Between 1975 and 1981, 1,500 predominantly Vietnamese Indochinese refugees settled in the Monterey Bay area of central California. They were part of one-quarter million Indochinese refugees who entered the United States during that period, almost one-third of whom came directly to California (Kim and Nicassio 1980). (This Mini-Lecture may be tied in with the general subjects of immigration or refugees.)Vietnam is a long, narrow coastal country bordering on the South China Sea. Fishing and other maritime industries have historically been very important to the Vietnamese economy and society, and many of the refugees who came to the United States had a background in these industries. Many of those who settled in Monterey Bay went into the fishing industry, both as crewmen for non-Vietnamese and as captains of their own boats. Much of the following is taken from Beckwith and Orbach (1982) and Orbach (1983).
The settlement of these Vietnamese in Monterey and their entry into the fishing industry in particular created a number of cultural conflicts between them and the long-term residents of the area.
One of these conflicts involved perceptions of appropriate uses of the natural environment.
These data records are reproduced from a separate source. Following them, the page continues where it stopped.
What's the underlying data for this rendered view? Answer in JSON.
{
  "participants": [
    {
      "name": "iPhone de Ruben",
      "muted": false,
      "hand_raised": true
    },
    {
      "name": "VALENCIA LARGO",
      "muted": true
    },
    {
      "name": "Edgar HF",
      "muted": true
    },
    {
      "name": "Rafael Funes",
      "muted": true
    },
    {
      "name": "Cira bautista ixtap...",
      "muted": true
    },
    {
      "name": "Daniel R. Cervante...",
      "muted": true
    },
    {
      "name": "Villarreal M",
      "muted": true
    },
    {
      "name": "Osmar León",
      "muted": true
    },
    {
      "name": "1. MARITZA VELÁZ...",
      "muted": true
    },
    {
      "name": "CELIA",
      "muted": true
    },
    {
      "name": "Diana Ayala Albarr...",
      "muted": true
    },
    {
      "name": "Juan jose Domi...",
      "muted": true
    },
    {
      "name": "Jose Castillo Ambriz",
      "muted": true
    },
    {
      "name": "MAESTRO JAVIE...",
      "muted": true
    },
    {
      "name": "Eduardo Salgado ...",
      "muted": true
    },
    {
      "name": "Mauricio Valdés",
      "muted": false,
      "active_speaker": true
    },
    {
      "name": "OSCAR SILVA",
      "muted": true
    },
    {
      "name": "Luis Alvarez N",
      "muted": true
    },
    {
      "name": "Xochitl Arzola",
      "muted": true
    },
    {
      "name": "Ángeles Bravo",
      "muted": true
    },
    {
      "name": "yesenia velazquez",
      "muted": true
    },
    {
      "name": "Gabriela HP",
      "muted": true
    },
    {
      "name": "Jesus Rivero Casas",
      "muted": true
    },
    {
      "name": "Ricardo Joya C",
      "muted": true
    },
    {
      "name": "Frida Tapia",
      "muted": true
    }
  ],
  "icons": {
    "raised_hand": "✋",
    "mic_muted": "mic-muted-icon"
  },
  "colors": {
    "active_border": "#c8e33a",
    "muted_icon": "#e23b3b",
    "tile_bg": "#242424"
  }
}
In Vietnam, fishermen pursued what might be termed a "use ethic" in fishing. They fished for subsistence--to feed themselves--and their style of fishing was to fish in an area until it was no longer economical to do so. They then moved on to other areas, fishing in the same fashion, eventually returning to the original area, by which time the fish population had returned to an economically viable state. This was an ecologically sound procedure in the very fecund, near-shore environment of the South China Sea. And, as one fisherman said, "I am thirty years old, and I have never shopped in a supermarket for my food!"In Monterey, however, the...